_Records to process_
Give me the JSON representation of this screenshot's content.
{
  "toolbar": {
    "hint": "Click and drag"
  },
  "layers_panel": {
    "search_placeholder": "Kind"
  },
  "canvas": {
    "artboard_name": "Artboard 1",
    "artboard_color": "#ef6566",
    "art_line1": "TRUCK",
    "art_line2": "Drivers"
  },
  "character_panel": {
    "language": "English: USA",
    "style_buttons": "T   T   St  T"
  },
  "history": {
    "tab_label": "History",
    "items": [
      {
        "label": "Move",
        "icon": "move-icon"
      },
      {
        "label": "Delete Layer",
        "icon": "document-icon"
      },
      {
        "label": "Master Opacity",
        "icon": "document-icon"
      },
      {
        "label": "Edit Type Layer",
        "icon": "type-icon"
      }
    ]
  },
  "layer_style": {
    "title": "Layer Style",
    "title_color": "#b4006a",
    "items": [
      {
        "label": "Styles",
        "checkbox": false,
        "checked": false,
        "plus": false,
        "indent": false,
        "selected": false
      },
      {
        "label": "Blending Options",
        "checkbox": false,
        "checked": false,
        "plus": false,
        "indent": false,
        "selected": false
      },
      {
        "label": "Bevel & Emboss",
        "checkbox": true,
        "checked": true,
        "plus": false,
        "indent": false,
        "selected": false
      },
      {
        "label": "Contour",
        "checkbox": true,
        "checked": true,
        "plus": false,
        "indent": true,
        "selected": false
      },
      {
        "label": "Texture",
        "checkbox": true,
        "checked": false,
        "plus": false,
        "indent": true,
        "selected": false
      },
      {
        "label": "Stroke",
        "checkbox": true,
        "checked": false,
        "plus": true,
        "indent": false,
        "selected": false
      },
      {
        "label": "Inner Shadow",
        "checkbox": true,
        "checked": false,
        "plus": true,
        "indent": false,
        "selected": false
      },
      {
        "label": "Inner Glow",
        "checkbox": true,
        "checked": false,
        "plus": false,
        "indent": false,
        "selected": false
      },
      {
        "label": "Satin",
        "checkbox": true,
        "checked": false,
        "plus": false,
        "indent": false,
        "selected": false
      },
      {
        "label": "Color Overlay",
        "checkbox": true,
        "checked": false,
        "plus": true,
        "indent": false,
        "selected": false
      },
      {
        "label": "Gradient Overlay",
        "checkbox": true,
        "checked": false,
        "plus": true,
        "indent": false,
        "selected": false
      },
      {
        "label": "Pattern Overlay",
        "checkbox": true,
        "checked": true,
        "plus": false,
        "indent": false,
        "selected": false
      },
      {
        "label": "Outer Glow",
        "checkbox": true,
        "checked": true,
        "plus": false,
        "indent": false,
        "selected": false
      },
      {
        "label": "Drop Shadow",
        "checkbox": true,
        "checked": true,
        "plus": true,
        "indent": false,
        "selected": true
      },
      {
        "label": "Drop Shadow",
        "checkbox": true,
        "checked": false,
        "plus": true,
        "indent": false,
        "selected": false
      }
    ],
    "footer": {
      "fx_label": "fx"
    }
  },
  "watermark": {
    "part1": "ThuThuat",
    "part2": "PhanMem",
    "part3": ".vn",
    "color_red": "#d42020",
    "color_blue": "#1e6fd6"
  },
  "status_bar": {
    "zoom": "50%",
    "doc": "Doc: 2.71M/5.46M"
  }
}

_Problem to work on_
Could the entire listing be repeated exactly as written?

_Task solution_
Give me the JSON representation of this screenshot's content.
{
  "toolbar": {
    "hint": "Click and drag"
  },
  "layers_panel": {
    "search_placeholder": "Kind"
  },
  "canvas": {
    "artboard_name": "Artboard 1",
    "artboard_color": "#ef6566",
    "art_line1": "TRUCK",
    "art_line2": "Drivers"
  },
  "character_panel": {
    "language": "English: USA",
    "style_buttons": "T   T   St  T"
  },
  "history": {
    "tab_label": "History",
    "items": [
      {
        "label": "Move",
        "icon": "move-icon"
      },
      {
        "label": "Delete Layer",
        "icon": "document-icon"
      },
      {
        "label": "Master Opacity",
        "icon": "document-icon"
      },
      {
        "label": "Edit Type Layer",
        "icon": "type-icon"
      }
    ]
  },
  "layer_style": {
    "title": "Layer Style",
    "title_color": "#b4006a",
    "items": [
      {
        "label": "Styles",
        "checkbox": false,
        "checked": false,
        "plus": false,
        "indent": false,
        "selected": false
      },
      {
        "label": "Blending Options",
        "checkbox": false,
        "checked": false,
        "plus": false,
        "indent": false,
        "selected": false
      },
      {
        "label": "Bevel & Emboss",
        "checkbox": true,
        "checked": true,
        "plus": false,
        "indent": false,
        "selected": false
      },
      {
        "label": "Contour",
        "checkbox": true,
        "checked": true,
        "plus": false,
        "indent": true,
        "selected": false
      },
      {
        "label": "Texture",
        "checkbox": true,
        "checked": false,
        "plus": false,
        "indent": true,
        "selected": false
      },
      {
        "label": "Stroke",
        "checkbox": true,
        "checked": false,
        "plus": true,
        "indent": false,
        "selected": false
      },
      {
        "label": "Inner Shadow",
        "checkbox": true,
        "checked": false,
        "plus": true,
        "indent": false,
        "selected": false
      },
      {
        "label": "Inner Glow",
        "checkbox": true,
        "checked": false,
        "plus": false,
        "indent": false,
        "selected": false
      },
      {
        "label": "Satin",
        "checkbox": true,
        "checked": false,
        "plus": false,
        "indent": false,
        "selected": false
      },
      {
        "label": "Color Overlay",
        "checkbox": true,
        "checked": false,
        "plus": true,
        "indent": false,
        "selected": false
      },
      {
        "label": "Gradient Overlay",
        "checkbox": true,
        "checked": false,
        "plus": true,
        "indent": false,
        "selected": false
      },
      {
        "label": "Pattern Overlay",
        "checkbox": true,
        "checked": true,
        "plus": false,
        "indent": false,
        "selected": false
      },
      {
        "label": "Outer Glow",
        "checkbox": true,
        "checked": true,
        "plus": false,
        "indent": false,
        "selected": false
      },
      {
        "label": "Drop Shadow",
        "checkbox": true,
        "checked": true,
        "plus": true,
        "indent": false,
        "selected": true
      },
      {
        "label": "Drop Shadow",
        "checkbox": true,
        "checked": false,
        "plus": true,
        "indent": false,
        "selected": false
      }
    ],
    "footer": {
      "fx_label": "fx"
    }
  },
  "watermark": {
    "part1": "ThuThuat",
    "part2": "PhanMem",
    "part3": ".vn",
    "color_red": "#d42020",
    "color_blue": "#1e6fd6"
  },
  "status_bar": {
    "zoom": "50%",
    "doc": "Doc: 2.71M/5.46M"
  }
}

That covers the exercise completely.